Apple’s month of discontent ended Friday with the company surrendering the title of most valuable American company to what had once been its biggest rival: Microsoft.

By the time the stock market closed, Microsoft’s shares had risen 0.6 percent, to end November at $110.89, and give it a market capitalization of $851.2 billion. By contrast, Apple shares were trimmed by 0.5 percent, to finish the month at $178.58, and left the iPhone maker’s market value at $847.4 billion.

A company’s market capitalization is determined by multiplying the number of its shares outstanding by its stock price. According to its most recent Securities and Exchange Commission filings, Microsoft has 7,676,218,736 shares outstanding, while Apple counted 4,745,398,000 shares.

While the title of most valuable company can be measured literally, it is also highly symbolic. And the decline of Apple’s position from its lofty perch is a symbol of how investors’ view of its prospects has changed over the past month.

On Nov. 1, Apple’s share price closed at $222.22, which left the company with a market cap of $1.05 trillion. That afternoon, Apple reported quarterly results that included weak growth in iPhone revenue, gave a sales forecast that disappointed Wall Street, and also said that it would no longer report quarterly unit sales of iPhones, iPads and Mac computers. All that led to concerns that Apple’s bellwether products were losing popularity with consumers, and by the time trading wrapped up Friday, Apple’s shares had fallen 19.6 percent for the month.

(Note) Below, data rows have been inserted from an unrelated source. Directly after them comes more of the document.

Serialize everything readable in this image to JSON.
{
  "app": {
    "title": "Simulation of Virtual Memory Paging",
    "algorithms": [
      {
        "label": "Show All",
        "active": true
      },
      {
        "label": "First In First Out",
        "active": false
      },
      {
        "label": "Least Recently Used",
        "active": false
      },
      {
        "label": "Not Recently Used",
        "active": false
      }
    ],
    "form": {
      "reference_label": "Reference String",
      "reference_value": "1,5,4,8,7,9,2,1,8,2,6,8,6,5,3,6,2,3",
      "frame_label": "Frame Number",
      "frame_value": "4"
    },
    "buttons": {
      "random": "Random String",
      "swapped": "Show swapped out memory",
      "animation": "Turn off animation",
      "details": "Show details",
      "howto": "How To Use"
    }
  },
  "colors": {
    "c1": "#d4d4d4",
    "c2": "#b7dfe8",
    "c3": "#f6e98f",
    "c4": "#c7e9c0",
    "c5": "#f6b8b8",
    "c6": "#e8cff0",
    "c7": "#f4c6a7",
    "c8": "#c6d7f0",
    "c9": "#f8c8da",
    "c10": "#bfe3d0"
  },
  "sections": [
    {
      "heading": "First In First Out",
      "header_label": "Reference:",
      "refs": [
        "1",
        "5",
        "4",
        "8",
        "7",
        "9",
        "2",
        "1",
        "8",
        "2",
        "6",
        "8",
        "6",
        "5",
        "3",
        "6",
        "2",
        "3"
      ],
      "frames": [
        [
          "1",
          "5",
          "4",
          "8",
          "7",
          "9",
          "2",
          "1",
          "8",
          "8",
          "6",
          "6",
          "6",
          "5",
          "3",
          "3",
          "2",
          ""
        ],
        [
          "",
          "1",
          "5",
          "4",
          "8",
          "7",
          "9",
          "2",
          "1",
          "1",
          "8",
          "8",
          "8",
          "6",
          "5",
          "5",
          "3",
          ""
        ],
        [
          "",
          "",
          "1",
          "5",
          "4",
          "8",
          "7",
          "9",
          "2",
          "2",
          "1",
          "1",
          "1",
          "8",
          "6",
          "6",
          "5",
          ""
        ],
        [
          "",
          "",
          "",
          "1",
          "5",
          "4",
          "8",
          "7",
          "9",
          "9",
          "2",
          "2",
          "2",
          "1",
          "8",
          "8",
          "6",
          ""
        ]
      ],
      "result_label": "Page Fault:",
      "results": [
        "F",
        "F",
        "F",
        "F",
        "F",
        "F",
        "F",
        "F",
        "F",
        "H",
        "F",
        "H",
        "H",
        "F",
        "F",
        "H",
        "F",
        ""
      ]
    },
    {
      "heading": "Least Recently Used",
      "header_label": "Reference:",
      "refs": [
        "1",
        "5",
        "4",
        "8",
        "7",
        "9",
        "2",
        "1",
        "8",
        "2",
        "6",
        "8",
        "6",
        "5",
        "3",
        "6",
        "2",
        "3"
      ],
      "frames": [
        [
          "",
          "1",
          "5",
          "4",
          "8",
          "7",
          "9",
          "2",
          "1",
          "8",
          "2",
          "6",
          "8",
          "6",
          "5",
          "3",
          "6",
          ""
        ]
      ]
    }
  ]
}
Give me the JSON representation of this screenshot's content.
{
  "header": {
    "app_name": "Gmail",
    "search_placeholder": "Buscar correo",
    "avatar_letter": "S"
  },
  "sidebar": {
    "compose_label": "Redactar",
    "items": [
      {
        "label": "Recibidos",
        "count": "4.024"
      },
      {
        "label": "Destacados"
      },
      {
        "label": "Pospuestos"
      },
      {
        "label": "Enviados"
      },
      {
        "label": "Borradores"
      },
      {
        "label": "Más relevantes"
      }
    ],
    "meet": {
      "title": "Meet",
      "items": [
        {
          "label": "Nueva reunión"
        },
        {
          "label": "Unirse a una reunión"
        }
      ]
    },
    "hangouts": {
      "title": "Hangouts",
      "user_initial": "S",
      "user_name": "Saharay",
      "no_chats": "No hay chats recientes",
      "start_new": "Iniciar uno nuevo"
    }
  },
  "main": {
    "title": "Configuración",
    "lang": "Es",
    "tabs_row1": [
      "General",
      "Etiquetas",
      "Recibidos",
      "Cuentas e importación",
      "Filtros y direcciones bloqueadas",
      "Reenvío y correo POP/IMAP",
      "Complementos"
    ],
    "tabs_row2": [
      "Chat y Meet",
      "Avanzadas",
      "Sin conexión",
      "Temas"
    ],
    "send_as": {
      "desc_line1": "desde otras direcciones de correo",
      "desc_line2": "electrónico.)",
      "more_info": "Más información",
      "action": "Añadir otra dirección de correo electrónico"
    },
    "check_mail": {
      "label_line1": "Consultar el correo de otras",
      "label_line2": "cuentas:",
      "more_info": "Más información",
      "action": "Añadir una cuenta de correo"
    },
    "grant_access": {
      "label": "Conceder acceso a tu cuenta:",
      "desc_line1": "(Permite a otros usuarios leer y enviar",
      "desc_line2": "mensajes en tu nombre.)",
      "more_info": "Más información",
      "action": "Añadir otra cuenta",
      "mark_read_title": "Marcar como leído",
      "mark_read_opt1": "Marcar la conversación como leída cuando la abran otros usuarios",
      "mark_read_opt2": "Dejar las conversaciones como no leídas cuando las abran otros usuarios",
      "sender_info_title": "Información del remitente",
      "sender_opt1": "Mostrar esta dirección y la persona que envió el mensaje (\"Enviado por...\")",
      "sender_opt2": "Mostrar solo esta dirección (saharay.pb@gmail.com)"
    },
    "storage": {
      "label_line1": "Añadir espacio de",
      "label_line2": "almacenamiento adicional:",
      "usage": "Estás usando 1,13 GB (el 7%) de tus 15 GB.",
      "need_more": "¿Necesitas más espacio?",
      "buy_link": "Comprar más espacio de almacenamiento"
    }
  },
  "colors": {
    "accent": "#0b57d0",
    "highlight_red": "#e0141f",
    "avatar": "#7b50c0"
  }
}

Microsoft, however, saw its shares rise nearly 4 percent in November. The gain might not have been much, but its mild advance looks like straight-up muscle flexing when compared to Apple’s weakness over the past 30 days.

Microsoft’s performance has been helped by its steady transition to the cloud, and build up a solid position against cloud-services leader Amazon under Chief Executive Satya Nadella, who made cloud technologies Microsoft’s prime focus when he became CEO in 2014.

“While AWS (Amazon Web Services) remains the leader in cloud, we believe Microsoft is starting to close the gap,” said Dan Ives, managing director for research with Wedbush Securities. “More investors are starting to appreciate how leveraged (Microsoft) is to the transformational cloud trend set to play out over the coming years in this cloud arms race.”

Should Microsoft hold onto its position against Apple until the end of December, it will be the first time since 2002 that it will have finished a year as the most valuable company. Apple has held that title every year since the end of 2012.